Although it appears that there is growing interest in early childhood intervention as an effort to reduce crime, resources continue to be funneled toward punishment and incarceration. Considering this and acknowledging earlier cost-based empirical research, the question still remains as to the cost incurred by a lifetime of involvement in crime and experiencing a host of adverse noncrime outcomes. This study provides a review of the literature in search of well-designed early childhood interventions that address a series of socials ills, such as crime and delinquency, educational attainment, drug and alcohol abuse, smoking, child abuse and neglect, poor health outcomes, and teen pregnancy. Furthermore, building on the earlier framework and basic methodology developed by Cohen and recently updated by Cohen and Piquero, this study offers calculations of the present value of lifetime costs imposed on society for each of these various social ills-discounted to the date of birth to put them on comparable terms. The largest cost is imposed by the career criminal (US$2.1-US$3.7 million). Next, the present value costs associated with both drug abuse and alcohol dependence/abuse are roughly the same-about US$700,000 each-whereas child abuse and neglect costs an estimated US$250,000 to US$285,000. Health-related outcomes range from a low US$10,300 for the estimated present value cost of low birth weight to US$127,000, US$144,000, US$187,000, and US$260,000 for coronary heart disease, asthma, diabetes, and smoking, respectively. Finally, the present value cost of teen pregnancy is estimated to range from US$120,000 to US$140,000. Thus, properly designed programs and policies that focus on early childhood intervention have the potential to produce significant social benefits. Study limitations and suggestions for future research are also discussed.

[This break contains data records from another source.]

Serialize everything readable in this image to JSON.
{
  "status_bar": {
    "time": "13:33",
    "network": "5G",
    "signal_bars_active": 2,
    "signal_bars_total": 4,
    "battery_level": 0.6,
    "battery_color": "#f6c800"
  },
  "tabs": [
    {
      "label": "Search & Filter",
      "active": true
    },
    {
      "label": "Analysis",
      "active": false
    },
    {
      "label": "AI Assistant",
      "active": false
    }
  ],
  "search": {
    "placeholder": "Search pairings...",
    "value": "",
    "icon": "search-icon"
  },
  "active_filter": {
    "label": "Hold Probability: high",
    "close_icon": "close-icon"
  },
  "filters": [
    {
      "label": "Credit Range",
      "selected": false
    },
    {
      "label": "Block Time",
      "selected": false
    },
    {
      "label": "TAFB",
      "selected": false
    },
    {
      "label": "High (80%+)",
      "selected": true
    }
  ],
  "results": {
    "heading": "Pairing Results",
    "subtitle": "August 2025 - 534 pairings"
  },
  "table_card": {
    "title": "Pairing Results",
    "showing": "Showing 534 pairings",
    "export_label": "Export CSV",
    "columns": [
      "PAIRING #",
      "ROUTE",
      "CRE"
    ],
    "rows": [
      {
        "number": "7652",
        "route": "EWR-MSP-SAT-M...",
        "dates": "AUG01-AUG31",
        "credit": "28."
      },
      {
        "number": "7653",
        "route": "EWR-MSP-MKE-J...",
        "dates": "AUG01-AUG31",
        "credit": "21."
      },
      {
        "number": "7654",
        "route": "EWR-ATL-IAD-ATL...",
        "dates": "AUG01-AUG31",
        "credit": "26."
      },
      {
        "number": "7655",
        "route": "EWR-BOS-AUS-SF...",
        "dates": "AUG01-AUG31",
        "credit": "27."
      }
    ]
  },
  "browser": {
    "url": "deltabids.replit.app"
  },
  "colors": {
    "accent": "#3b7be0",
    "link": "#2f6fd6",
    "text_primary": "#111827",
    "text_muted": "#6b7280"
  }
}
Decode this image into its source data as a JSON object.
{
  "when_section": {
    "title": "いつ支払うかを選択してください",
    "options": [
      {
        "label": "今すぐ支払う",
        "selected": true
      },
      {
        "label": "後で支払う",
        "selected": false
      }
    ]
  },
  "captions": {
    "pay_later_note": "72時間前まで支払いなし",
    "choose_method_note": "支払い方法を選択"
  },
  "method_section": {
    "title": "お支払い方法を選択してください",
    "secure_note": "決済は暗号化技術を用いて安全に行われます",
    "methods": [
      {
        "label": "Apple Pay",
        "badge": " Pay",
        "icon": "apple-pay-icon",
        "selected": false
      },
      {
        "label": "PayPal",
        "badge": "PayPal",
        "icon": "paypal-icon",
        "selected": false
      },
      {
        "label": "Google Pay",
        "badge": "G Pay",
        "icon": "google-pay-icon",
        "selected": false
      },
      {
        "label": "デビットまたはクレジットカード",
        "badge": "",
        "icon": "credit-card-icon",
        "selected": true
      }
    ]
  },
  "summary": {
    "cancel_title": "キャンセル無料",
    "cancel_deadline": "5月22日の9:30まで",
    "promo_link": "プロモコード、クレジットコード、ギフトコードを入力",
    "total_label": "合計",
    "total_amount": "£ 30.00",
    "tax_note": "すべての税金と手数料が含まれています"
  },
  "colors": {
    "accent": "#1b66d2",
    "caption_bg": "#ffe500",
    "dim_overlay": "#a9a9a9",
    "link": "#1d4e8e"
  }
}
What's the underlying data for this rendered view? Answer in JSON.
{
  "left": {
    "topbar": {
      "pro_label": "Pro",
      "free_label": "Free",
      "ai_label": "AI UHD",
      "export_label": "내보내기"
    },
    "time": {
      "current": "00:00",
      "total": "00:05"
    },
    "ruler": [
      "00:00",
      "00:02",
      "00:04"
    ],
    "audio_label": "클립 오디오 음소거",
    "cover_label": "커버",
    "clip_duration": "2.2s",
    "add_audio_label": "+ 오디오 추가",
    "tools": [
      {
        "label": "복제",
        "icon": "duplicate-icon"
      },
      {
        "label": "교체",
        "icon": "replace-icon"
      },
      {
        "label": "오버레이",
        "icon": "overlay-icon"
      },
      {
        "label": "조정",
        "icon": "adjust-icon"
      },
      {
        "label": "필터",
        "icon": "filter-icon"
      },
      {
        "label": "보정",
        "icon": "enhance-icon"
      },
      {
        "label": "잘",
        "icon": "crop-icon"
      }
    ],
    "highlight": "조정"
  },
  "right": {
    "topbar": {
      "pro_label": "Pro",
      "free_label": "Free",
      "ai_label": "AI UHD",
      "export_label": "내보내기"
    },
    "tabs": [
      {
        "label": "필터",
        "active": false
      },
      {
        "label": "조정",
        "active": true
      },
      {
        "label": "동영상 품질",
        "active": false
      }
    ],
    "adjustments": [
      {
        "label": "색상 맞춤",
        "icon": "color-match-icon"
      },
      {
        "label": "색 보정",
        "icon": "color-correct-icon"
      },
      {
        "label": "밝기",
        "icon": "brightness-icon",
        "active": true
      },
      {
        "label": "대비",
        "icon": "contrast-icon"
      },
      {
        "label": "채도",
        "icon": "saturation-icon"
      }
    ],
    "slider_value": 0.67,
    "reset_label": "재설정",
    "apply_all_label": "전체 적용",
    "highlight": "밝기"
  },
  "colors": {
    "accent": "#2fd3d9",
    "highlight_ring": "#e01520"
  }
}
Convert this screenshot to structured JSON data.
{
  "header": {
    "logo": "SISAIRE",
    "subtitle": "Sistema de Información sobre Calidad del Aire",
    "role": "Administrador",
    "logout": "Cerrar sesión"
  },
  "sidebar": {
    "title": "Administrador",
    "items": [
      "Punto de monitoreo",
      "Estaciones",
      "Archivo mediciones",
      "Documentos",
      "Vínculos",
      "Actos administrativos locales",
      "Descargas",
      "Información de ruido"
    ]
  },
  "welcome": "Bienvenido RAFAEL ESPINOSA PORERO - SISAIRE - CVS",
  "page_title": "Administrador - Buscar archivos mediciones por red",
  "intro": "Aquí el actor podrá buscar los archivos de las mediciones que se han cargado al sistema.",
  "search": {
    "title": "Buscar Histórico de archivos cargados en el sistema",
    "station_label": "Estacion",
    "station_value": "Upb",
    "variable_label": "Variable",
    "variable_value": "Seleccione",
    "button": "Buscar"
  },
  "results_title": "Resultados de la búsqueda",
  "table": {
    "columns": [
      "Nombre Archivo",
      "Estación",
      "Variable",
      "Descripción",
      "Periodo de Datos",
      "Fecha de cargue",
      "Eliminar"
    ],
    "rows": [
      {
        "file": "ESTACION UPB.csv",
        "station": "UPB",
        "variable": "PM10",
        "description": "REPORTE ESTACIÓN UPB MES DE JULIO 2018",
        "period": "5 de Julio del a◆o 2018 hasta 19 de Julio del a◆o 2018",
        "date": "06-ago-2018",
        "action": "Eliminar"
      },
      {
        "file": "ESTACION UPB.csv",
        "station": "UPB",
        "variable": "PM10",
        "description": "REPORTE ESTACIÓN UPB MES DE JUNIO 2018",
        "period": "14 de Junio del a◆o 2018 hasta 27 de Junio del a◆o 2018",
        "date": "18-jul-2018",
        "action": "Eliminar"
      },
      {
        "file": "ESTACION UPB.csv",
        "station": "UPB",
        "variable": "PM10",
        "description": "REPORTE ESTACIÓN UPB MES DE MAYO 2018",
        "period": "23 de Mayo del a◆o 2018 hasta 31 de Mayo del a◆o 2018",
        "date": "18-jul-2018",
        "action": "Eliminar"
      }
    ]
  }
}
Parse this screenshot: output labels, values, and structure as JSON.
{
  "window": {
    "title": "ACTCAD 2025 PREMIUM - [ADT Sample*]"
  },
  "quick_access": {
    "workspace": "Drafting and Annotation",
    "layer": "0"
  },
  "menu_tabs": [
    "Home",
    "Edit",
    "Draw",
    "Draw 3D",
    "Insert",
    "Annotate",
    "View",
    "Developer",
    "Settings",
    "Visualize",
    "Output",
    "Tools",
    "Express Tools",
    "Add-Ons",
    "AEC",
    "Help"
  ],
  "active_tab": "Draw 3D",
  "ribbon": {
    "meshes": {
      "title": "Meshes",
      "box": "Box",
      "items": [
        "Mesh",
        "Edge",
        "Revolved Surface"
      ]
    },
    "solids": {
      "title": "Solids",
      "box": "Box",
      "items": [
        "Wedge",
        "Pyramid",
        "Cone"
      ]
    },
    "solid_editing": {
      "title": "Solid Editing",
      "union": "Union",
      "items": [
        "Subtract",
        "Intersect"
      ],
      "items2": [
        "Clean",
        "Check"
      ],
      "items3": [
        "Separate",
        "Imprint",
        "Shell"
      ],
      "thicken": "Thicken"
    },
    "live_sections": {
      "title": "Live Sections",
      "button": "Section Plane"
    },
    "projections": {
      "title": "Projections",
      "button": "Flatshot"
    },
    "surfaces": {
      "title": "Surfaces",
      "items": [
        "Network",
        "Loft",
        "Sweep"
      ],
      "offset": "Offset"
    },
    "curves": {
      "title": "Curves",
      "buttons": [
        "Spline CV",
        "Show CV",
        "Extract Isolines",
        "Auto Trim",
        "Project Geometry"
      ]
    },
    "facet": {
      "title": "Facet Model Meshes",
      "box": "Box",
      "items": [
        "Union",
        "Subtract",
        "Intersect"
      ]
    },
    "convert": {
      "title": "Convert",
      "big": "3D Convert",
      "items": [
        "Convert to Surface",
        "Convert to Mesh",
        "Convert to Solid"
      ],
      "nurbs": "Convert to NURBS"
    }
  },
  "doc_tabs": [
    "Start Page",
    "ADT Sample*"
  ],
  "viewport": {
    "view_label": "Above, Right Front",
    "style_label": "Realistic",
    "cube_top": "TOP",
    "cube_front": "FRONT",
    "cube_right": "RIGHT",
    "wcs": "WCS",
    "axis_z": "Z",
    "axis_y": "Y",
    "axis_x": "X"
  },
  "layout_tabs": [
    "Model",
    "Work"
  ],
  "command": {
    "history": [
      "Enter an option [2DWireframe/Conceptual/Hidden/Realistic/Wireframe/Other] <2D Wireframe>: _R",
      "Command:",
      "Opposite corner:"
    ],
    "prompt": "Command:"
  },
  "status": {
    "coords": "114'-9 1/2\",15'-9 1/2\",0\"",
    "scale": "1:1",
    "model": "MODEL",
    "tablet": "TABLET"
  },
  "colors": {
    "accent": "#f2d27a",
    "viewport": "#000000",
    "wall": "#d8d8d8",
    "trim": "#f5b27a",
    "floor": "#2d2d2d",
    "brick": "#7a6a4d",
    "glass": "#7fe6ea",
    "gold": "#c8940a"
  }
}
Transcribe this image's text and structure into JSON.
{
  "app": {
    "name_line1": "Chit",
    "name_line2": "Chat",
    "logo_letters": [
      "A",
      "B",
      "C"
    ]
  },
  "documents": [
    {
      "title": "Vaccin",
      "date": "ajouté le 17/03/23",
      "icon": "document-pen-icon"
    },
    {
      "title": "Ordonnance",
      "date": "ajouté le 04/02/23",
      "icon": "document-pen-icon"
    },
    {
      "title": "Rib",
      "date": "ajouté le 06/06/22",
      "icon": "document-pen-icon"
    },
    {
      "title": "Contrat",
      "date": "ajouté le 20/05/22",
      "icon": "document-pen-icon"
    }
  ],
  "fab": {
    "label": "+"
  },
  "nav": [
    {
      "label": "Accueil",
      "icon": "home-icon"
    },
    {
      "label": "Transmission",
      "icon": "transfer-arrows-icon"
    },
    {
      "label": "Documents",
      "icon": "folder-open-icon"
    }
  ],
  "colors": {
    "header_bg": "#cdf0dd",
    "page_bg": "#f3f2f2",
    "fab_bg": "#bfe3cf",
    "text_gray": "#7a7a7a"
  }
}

- costs and benefits
- early childhood interventions
- home visitation programs
- parent training